Before you even come close to riding a horse you must think about the essential skills you will need to take care of a horse, to go out riding on your own and to fully develop your child into an experienced, safe rider.
What comes first
Learning to tie, groom and lead a horse needs to be top priority when first learning how to ride. However, these can be learnt much earlier than actually physically riding a horse. Grooming a horse will not only build up your confidence around horses, but it will create a bond between you and the horse. This trust is important in a relationship of this kind.
A stable beginning
Starting to do barn chores can be a great stepping stone when you begin to ride a horse. You will also gain more experience around the stables as well as becoming more comfortable around the creatures. Many stables will be happy to have a volunteer to help muck in. In return they might even let you ride their horses eventually.
As you probably already know, horse riding is not one of those things that you can just get up one day and master. It takes time. It takes patience. But it also takes effort and control. You will have to do a lot of work before you are ready to start ride a horse.
Which is the right horse for you?
When starting out riding a horse you should start on an older horse. One that’s over 7 years old is recommended as they are more dependable, consistent and calmer through experience.
There are many different factors you should take into account when choosing a riding school to make sure you get a quality experience. Things to consider include:
● Surveying a wide selection of horses and ponies to find the right fit
● Choosing the right equipment. The wrong tools will only lead to a bad experience
● Choose established, reliable instructors. Those with a lot of knowledge built over years of being around horses is highly recommended.
Like learning anything new, you should try and watch at least one lesson first to get a feel of what it will be like when you go for your lessons.
It is always good to start learning anything at a young age because it becomes almost second nature.

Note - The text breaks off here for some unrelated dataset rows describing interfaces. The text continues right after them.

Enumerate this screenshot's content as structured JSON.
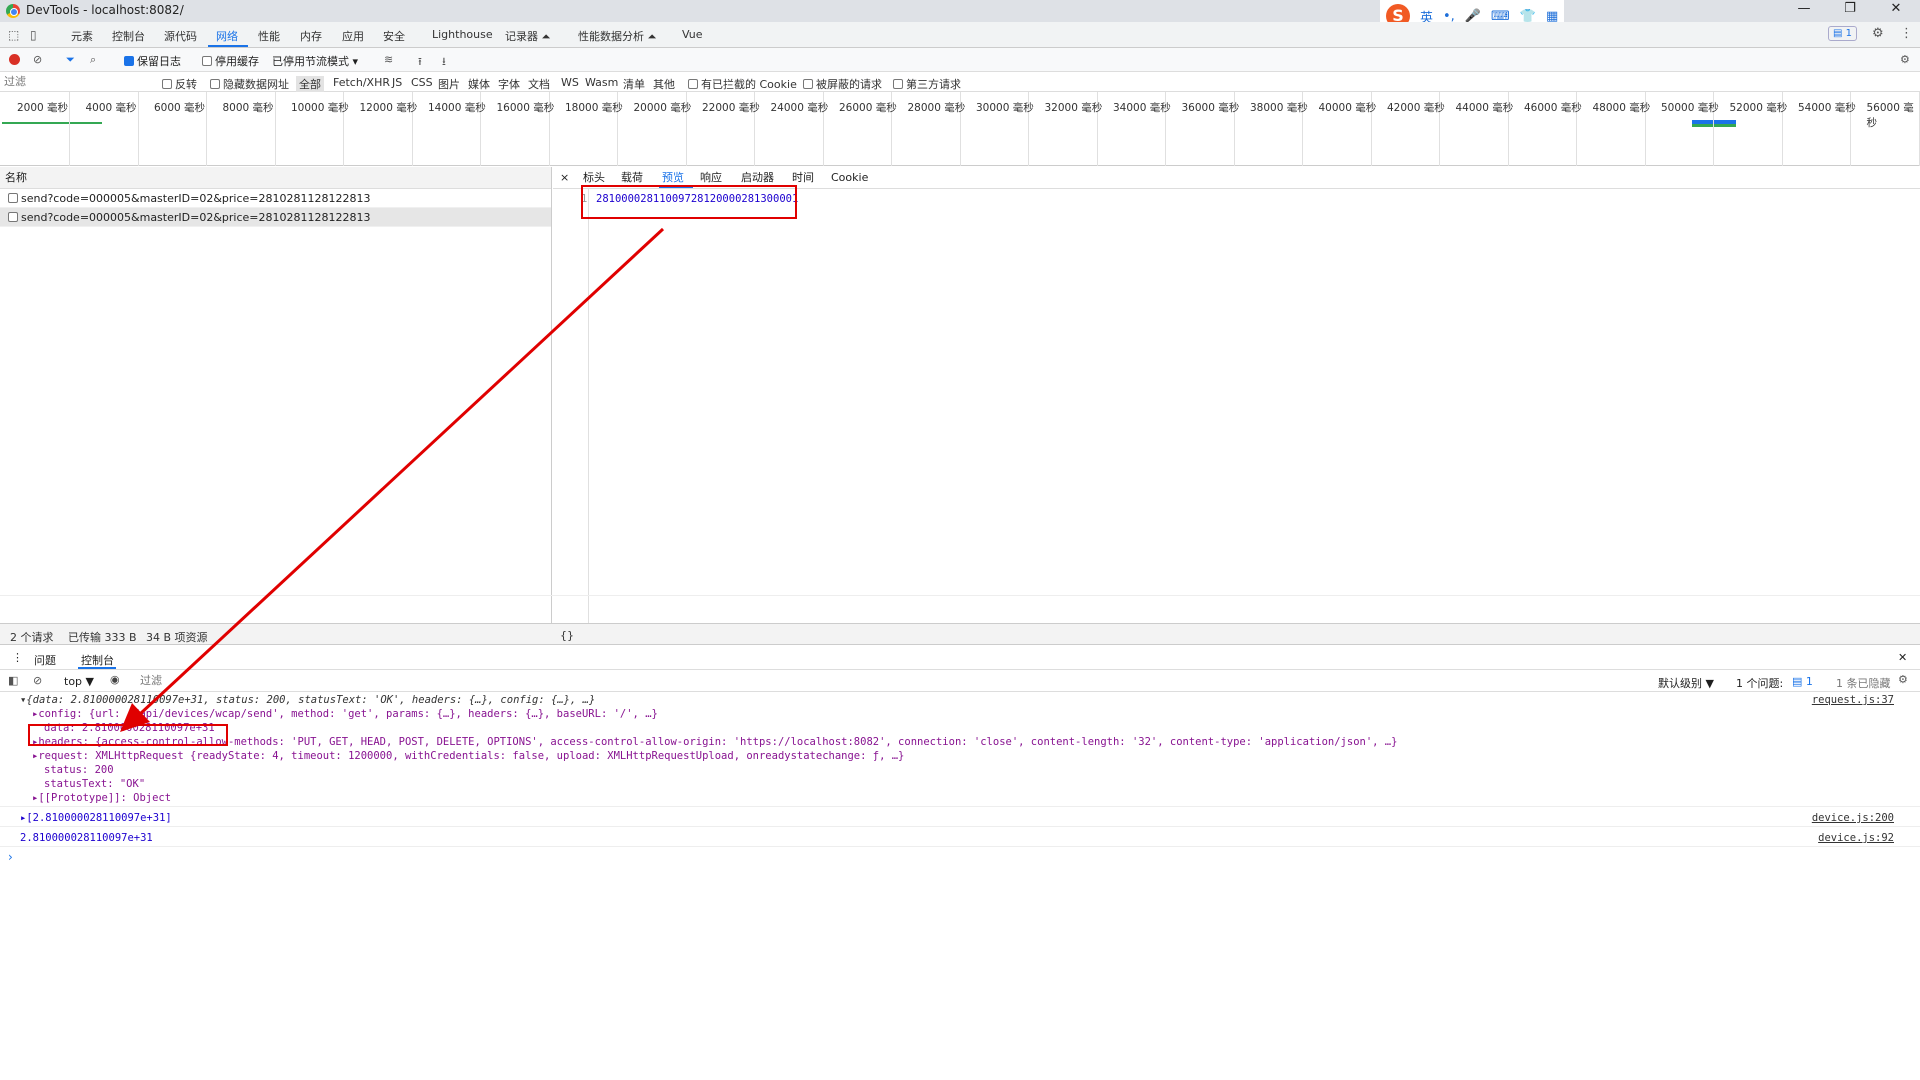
{
  "window": {
    "title": "DevTools - localhost:8082/",
    "minimize": "—",
    "restore": "❐",
    "close": "✕"
  },
  "ime": {
    "logo": "S",
    "lang": "英",
    "punct": "•,",
    "mic": "🎤",
    "keyboard": "⌨",
    "skin": "👕",
    "apps": "▦"
  },
  "main_tabs": [
    "元素",
    "控制台",
    "源代码",
    "网络",
    "性能",
    "内存",
    "应用",
    "安全",
    "Lighthouse",
    "记录器 ⏶",
    "性能数据分析 ⏶",
    "Vue"
  ],
  "issues_badge": "1",
  "toolbar": {
    "preserve_log": "保留日志",
    "disable_cache": "停用缓存",
    "throttle": "已停用节流模式"
  },
  "filter": {
    "placeholder": "过滤",
    "invert": "反转",
    "hide_data_urls": "隐藏数据网址",
    "types": [
      "全部",
      "Fetch/XHR",
      "JS",
      "CSS",
      "图片",
      "媒体",
      "字体",
      "文档",
      "WS",
      "Wasm",
      "清单",
      "其他"
    ],
    "blocked_cookies": "有已拦截的 Cookie",
    "blocked_requests": "被屏蔽的请求",
    "third_party": "第三方请求"
  },
  "timeline_ticks": [
    "2000 毫秒",
    "4000 毫秒",
    "6000 毫秒",
    "8000 毫秒",
    "10000 毫秒",
    "12000 毫秒",
    "14000 毫秒",
    "16000 毫秒",
    "18000 毫秒",
    "20000 毫秒",
    "22000 毫秒",
    "24000 毫秒",
    "26000 毫秒",
    "28000 毫秒",
    "30000 毫秒",
    "32000 毫秒",
    "34000 毫秒",
    "36000 毫秒",
    "38000 毫秒",
    "40000 毫秒",
    "42000 毫秒",
    "44000 毫秒",
    "46000 毫秒",
    "48000 毫秒",
    "50000 毫秒",
    "52000 毫秒",
    "54000 毫秒",
    "56000 毫秒"
  ],
  "list": {
    "header": "名称",
    "requests": [
      "send?code=000005&masterID=02&price=2810281128122813",
      "send?code=000005&masterID=02&price=2810281128122813"
    ]
  },
  "detail": {
    "close": "×",
    "tabs": [
      "标头",
      "载荷",
      "预览",
      "响应",
      "启动器",
      "时间",
      "Cookie"
    ],
    "line_no": "1",
    "response": "28100002811009728120000281300001",
    "format": "{}"
  },
  "status": {
    "requests": "2 个请求",
    "transferred": "已传输 333 B",
    "resources": "34 B 项资源"
  },
  "drawer": {
    "tabs": [
      "问题",
      "控制台"
    ],
    "close": "✕"
  },
  "console_toolbar": {
    "context": "top ▼",
    "filter_placeholder": "过滤",
    "level": "默认级别 ▼",
    "issues": "1 个问题:",
    "issues_count": "1",
    "hidden": "1 条已隐藏"
  },
  "console_lines": [
    {
      "text": "▾{data: 2.810000028110097e+31, status: 200, statusText: 'OK', headers: {…}, config: {…}, …}",
      "src": "request.js:37",
      "indent": 0
    },
    {
      "text": "▸config: {url: '/api/devices/wcap/send', method: 'get', params: {…}, headers: {…}, baseURL: '/', …}",
      "indent": 1
    },
    {
      "text": "data: 2.810000028110097e+31",
      "indent": 2
    },
    {
      "text": "▸headers: {access-control-allow-methods: 'PUT, GET, HEAD, POST, DELETE, OPTIONS', access-control-allow-origin: 'https://localhost:8082', connection: 'close', content-length: '32', content-type: 'application/json', …}",
      "indent": 1
    },
    {
      "text": "▸request: XMLHttpRequest {readyState: 4, timeout: 1200000, withCredentials: false, upload: XMLHttpRequestUpload, onreadystatechange: ƒ, …}",
      "indent": 1
    },
    {
      "text": "status: 200",
      "indent": 2
    },
    {
      "text": "statusText: \"OK\"",
      "indent": 2
    },
    {
      "text": "▸[[Prototype]]: Object",
      "indent": 1
    },
    {
      "text": "▸[2.810000028110097e+31]",
      "src": "device.js:200",
      "indent": 0
    },
    {
      "text": "2.810000028110097e+31",
      "src": "device.js:92",
      "indent": 0
    }
  ],
  "prompt": "›",
  "colors": {
    "accent": "#1a73e8",
    "annotation": "#e00000"
  }
}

If your child expresses an interest in learning then there is no harm in making the introductions at an early age. This feeds their enthusiasm and ability to make decisions on what they like or dislike.
Ideally the perfect age would be anywhere from 7 upwards. However, it does depend a lot on the child's personality.
Location, Location, Location
Along with the child's personality it also depends on the size of the branch and whether they have the appropriate equipment, horses and staff. "I would be very surprised to find any riding school teaching below the age of five or six," says Julian Marczak, chairman of the Association of British Riding Schools.
"Children don’t have the coordination before that, but, of course, you can put them on a horse or pony from a very early age so that they get the feeling for it. In my opinion, it doesn’t matter how early you sit on a pony as long as you’ve got a hat on and have good supervision."
We've told you our opinion, now you tell us yours! What do you think is the perfect age to start horse riding?
Author bio: This blog was written by Adam Stevens on behalf of primaanimalhealth.co.uk. He loves writing about a range of different topics and hopes this blog proves useful when teaching children how to ride.